You are likely now aware that some groups and individuals in the community have been engaged in the mining of private decks stored on NetrunnerDB. You can find details of the incident on the Stimhack forum and elsewhere online.
This statement comes from those explicitly targeted, but we speak primarily as members of the wider Netrunner community.
By dishonestly accessing the decks and testing of fellow players, those involved have gained a competitive advantage on the eve of the largest tournament of the year. In doing so, they have violated the privacy of not only Worlds attendees, but the Netrunner community as a whole.
Worlds is the highlight of the Netrunner calendar for many, and to see the competition threatened by actions both outside the game and outside broadly shared ethical standards is extremely disheartening.
However, the distress many have felt in the wake of these events is not limited to an undermined competitive ambition. When we play Netrunner, we are not merely competitors but fellow enthusiasts.
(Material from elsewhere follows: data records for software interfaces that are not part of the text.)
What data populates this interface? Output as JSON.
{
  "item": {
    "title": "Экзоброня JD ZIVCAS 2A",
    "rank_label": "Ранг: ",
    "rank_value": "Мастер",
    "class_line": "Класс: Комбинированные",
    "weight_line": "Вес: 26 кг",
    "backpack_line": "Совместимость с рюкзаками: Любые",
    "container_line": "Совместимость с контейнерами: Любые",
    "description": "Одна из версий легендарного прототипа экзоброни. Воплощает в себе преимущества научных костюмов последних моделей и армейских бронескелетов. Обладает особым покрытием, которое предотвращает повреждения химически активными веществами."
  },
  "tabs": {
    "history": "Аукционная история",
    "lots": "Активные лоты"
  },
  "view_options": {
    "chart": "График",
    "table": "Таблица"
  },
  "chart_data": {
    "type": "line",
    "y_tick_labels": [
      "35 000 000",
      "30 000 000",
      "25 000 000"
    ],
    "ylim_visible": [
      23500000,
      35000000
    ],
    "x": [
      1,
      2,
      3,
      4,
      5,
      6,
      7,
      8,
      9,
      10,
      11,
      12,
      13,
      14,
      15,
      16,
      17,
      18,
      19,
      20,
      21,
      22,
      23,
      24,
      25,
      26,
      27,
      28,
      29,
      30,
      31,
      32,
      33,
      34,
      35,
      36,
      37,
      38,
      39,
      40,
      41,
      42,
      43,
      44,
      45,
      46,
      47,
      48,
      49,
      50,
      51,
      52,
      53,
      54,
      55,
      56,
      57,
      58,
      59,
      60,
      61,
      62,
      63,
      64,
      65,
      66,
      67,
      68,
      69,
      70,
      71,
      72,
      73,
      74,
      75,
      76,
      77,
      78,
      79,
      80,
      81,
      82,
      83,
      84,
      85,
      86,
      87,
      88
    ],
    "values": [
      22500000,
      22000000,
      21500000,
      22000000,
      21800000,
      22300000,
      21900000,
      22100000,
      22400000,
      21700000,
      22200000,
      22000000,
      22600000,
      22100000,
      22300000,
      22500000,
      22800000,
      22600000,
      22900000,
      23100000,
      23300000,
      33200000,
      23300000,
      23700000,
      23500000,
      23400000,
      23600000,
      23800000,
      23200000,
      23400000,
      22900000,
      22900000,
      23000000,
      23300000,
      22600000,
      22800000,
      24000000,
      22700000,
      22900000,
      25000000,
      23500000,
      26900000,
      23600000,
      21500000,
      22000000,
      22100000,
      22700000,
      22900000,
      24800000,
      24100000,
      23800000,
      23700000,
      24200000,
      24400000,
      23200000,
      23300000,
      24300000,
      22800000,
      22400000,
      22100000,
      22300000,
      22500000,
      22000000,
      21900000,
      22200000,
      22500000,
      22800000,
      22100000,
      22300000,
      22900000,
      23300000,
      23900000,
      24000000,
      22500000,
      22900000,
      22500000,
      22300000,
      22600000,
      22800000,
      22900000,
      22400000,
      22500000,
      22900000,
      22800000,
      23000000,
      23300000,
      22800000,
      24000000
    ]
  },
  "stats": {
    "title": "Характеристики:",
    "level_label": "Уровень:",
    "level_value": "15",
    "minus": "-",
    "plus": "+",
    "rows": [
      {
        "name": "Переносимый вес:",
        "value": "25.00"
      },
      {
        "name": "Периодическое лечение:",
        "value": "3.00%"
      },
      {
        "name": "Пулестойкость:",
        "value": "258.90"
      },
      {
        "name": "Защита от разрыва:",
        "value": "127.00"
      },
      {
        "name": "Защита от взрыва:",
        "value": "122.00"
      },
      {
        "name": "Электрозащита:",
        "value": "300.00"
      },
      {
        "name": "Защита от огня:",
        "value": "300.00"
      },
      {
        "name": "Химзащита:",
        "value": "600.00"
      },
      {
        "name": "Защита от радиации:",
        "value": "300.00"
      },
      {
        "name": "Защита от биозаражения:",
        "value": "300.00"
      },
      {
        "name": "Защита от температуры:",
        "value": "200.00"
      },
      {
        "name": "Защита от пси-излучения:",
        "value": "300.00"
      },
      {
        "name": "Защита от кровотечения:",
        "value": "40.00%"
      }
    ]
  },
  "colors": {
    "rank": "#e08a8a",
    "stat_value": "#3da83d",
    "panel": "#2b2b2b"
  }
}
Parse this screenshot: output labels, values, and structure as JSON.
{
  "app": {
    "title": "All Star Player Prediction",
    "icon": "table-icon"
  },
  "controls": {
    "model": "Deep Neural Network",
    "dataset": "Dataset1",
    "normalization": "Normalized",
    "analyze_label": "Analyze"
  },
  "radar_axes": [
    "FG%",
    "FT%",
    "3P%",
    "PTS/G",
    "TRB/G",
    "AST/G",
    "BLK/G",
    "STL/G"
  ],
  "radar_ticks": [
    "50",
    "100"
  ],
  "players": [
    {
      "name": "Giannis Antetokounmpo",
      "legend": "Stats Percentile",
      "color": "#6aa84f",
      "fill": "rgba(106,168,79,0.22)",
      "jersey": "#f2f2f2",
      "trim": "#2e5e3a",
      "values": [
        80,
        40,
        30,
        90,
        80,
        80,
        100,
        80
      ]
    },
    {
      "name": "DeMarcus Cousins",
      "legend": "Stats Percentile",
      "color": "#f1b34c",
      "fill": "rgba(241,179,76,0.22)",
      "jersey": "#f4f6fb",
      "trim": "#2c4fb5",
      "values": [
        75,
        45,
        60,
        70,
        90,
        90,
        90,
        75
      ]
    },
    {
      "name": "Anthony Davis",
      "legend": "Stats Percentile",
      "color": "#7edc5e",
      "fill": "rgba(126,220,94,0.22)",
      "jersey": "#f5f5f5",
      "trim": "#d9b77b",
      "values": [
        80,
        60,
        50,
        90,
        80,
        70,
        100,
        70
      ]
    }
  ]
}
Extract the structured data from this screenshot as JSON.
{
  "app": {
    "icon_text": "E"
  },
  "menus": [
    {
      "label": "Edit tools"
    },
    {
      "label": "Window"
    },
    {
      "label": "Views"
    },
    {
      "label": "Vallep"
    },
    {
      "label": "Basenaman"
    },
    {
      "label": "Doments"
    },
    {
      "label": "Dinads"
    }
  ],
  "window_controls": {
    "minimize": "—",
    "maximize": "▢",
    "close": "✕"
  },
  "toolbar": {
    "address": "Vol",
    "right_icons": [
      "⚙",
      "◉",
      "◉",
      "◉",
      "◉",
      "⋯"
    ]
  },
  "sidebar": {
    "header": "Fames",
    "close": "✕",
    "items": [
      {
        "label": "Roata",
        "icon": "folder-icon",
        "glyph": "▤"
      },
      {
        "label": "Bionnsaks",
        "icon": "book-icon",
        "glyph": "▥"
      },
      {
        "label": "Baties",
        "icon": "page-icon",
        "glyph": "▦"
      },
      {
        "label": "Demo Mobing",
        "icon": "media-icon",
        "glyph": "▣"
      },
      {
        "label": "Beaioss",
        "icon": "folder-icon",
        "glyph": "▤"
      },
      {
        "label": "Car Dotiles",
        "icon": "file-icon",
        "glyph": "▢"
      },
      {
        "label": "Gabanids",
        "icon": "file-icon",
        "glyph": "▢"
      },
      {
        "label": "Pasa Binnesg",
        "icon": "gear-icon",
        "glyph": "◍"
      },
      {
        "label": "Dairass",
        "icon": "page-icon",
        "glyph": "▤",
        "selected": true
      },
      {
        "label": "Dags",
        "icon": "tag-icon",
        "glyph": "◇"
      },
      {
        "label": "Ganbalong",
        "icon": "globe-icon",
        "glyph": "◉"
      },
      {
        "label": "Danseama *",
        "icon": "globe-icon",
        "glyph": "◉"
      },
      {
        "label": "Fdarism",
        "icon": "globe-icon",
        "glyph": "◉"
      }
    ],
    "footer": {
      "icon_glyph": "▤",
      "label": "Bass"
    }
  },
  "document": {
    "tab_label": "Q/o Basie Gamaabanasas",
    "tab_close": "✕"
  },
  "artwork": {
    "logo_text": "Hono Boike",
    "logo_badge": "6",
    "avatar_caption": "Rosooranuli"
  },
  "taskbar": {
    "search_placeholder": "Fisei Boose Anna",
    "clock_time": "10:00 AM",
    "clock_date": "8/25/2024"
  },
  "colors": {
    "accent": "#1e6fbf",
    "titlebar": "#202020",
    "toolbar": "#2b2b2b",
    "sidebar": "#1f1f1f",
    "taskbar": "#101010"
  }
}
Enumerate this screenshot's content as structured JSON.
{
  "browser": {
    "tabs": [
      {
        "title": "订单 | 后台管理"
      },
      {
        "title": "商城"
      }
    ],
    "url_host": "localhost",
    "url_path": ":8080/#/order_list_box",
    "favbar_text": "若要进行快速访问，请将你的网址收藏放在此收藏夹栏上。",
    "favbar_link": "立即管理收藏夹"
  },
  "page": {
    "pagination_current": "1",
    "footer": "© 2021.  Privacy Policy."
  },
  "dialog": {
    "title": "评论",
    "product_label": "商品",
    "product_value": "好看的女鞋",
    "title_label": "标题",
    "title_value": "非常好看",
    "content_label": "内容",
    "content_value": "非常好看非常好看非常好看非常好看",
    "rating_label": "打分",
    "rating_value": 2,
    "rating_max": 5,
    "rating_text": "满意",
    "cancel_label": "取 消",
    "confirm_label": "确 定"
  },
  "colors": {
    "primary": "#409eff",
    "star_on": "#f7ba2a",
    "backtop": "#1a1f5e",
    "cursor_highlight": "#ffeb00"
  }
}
At Worlds, at game stores, at kitchen tables, we are a community built not only on an interest in a card game, but on mutual trust, respect, and friendship.
As well as compromising the integrity of the event, these breaches of trust have undermined Worlds as the largest example of what every meeting of Netrunner players should be – a demonstration of the values of our community and a warm invitation to those outside it to join us.
Many of the players involved in this activity have come forward and apologizsed for their behaviour. Some have also said that they intend to sit out of the main event at Worlds in November, in recognition that their actions have made their participation in that tournament inappropriate. We believe that this is the right thing to do and is a strong step that shows commitment to righting their wrongs.
While we cannot make this decision for the individuals involved, we ask that each player involved look at the advantage they attempted to gain from this activity, the impact of what they’ve done on the community and the depth of their involvement, and then make a personal and considered judgement of whether they think it is appropriate to take part in the World Championship.
We ask those involved to remember that the benefits of the strong and supportive community that we all enjoy also come with a responsibility to protect and maintain it.
Finally, we would remind everyone that misdeeds like these do not define us as a community, nor do they define those involved as individuals. The wrongdoers have strayed and we have stumbled, but the betrayal only hurt because of the love that has built around this game.
Friendship requires trust, but it also requires forgiveness.
While we are disappointed in the events and do not underestimate the impact that they have had on players everywhere, we are still looking forward to the World Championship and hope that it will prove a powerful and positive advert for the game.
Aaron Andries, Ben Blum, Donald Bowden, Gary Bowerbank, Alex “Lopert” Bradley, Sam Burdock, Lucas Burgan, Adam del Cano, Brian ‘x3r0h0ur’ Cassidy, Jon Dalesandry, Dan D’Argenio, Kenny “simonmoon” Deakins, Chris DiGregorio, Raja ‘ajar’ Doake, Chris “nemamiah” Dyer, Stephen Ebrey, David Etherington, Gabriel Fiedler, Andrej ‘amavric’ Gomizelj, Raj ‘grogboxer’ Giri, Colin “colinphanna” Hanna, Nick Hansen, Jakob Helms, Dave Hoyland, Eric Keilback, Alex “Anachron” Konecky, Sanjay Kulkacek, Thomas Lacy, Seamus Johnstone Macleod, Jesse Marshall, Peter ‘FoilFlaws’ McOwen, Ben Ni, Raphael Nishimura, Jeff Odell, Scott Pagliaroni, Laurie Poulter, Alice Rees, David Saiya, Gerry Salinas, Clint Sbisa, Joe Schupp, Alexis Spicer, Daniel ‘Codemarvelous’ Spinosa, Asger Sloth Sørensen, Sam Suied, Michael Summers, Benjamin Torell, Dien “d1en” Tran, Jacob Tunstall, Chris Underwood, Vikk, Michael Walsh, Adam Wessel, Max “whackedmaki” Williams, Jonas Wilson, Joshua Wilson, Timmy Wong, Travis Yeo